|fslmaths rest -bptf 77 8.68 out : 998 (1155)||2.0x (2.0x)||6.8x (6.7x)|
Here are the same testson a desktop computer with twelve cores (24 threads, Ryzen 3900X):
|Command : Seconds (GZ)||Serial (GZ)||Parallel (GZ)|
|fslmaths rest -s 2.548 out : 123 (229)||4.2x (2.4x)||9.9x (12.1x)|
|fslmaths t1 -kernel boxv 7 -dilM out : 156 (159)||371x (37x)||371x (248x)|
|fslmaths rest -Tmean -mul -1 -add rest out : 32 (186)||1.7x (2.5x)||1.8x (7.6x)|
|niimath rest -demean out (same output as above)||2.6x (2.6x)||3.0x (10.8x)|
|fslmaths rest -bptf 77 8.68 out : 887 (1019)||2.6x (2.5x)||23x (23.0x)|
niimath can convert NIfTI images to meshes, suitable for viewing in Surfice, blender, SUMA, FreeSurfer and other tools. The features are based on nii2mesh and the features are almost identical. However, the order of arguments is different to match the expectations of fslmaths/niimath. So the call
nii2mesh -r 1 bet.nii.gz r100.ply becomes
niimath bet.nii.gz -mesh -r 1 r100.ply. As described on the nii2mesh page, you can create independent meshes for each area in an atlas using the command:
niimath D99_atlas_v2.0_right.nii.gz -mesh -p 0 -s 10 -a D99_v2.0_labels_semicolon.txt ./gii/D99s10roi.gii
Both programs allow you to explicitly set the isolevel using the
-i value, so
-i 128 we render a surface for voxels brighter than 128. One minor difference between the programs is that niimath allows you also request
bright using the
-i m and
-i b commands respectively. These use Otsu's method, and typically identify pleasing values. Also, if the user does not specify an isolevel be aware that nii2mesh chooses the middle brightness (the midpoint between the darkest and brightest value) while niimath uses the medium Otsu threshold. The latter is more robust to outliers. Here are examples illustrating this usage:
niimath bet.nii.gz -mesh -i 128 Isolevel128.gii niimath bet.nii.gz -mesh -i d darkIsolevel.gii niimath bet.nii.gz -mesh -i m medIsolevel.gii niimath bet.nii.gz -mesh -i b brightIsolevel.gii
niimath can also be compiled to WebAssembly (Wasm) allowing it to be inserted into web pages and Node.js projects. Here is a live demo with links to source code and instructions.

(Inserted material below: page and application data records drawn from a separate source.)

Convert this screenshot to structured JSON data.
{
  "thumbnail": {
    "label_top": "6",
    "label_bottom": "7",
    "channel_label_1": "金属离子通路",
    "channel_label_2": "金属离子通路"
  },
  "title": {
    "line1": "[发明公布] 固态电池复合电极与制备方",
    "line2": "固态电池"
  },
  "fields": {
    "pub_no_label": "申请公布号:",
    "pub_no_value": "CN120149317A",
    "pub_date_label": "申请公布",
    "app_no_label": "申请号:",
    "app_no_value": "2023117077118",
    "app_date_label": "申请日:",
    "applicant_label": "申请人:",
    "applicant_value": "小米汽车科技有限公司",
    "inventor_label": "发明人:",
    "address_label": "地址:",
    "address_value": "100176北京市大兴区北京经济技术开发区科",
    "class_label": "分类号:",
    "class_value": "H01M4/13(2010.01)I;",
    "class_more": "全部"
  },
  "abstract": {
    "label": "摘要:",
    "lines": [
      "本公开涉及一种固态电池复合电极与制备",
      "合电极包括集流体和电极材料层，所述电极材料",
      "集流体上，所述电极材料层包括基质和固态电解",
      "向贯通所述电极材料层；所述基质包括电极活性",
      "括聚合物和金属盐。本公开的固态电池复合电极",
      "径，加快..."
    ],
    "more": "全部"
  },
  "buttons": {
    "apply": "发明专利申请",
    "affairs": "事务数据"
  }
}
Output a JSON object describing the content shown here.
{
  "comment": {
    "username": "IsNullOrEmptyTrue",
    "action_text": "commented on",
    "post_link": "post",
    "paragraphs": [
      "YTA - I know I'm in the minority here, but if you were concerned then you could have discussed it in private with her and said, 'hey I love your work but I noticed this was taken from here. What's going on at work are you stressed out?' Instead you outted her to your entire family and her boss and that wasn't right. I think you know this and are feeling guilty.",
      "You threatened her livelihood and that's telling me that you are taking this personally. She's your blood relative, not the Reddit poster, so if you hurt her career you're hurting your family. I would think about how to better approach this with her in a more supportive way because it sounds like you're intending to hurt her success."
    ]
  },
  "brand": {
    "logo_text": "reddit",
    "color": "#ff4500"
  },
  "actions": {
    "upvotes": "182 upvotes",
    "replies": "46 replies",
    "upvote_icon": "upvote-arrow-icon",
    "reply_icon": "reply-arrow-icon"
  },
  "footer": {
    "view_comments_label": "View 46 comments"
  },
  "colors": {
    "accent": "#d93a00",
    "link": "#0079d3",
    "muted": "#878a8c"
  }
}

niimath is licensed under the 2-Clause BSD License. Except where noted, the code was written by Chris Rorden in 2020-2022. The code in
tensor.c was written by Daniel Glen (2004) from the US National Institutes of Health and is not copyrighted (though it is included here with the permission of the author). The FSL team graciously allowed the text strings (help, warning and error messages) to be copied verbatim. The Butterworth Filter Coefficients in
bw.c are from Exstrom Labs and the authors provided permission for it to be included in this project under the LGPL, the file provides additional details. Taylor Hanayik from the FSL group provided pseudo-code for some functions where there is little available documentation. The PolygoniseCube function comes from Cory Bloyd's public domain Marching Cubes example program described here. The bwlabel.cpp file was written by Jesper Andersson, who has explicitly allowed this to be shared using the BSD 2-Clause license. The high performance base64.cpp was written by Jouni Malinen and is distributed under the BSD license. The mesh simplification was written by Sven Forstmann and distributed under the MIT license. It was ported from C++ to C by Chris Rorden. The radixsort.c was written by Cameron Hart (2014) using the zlib license.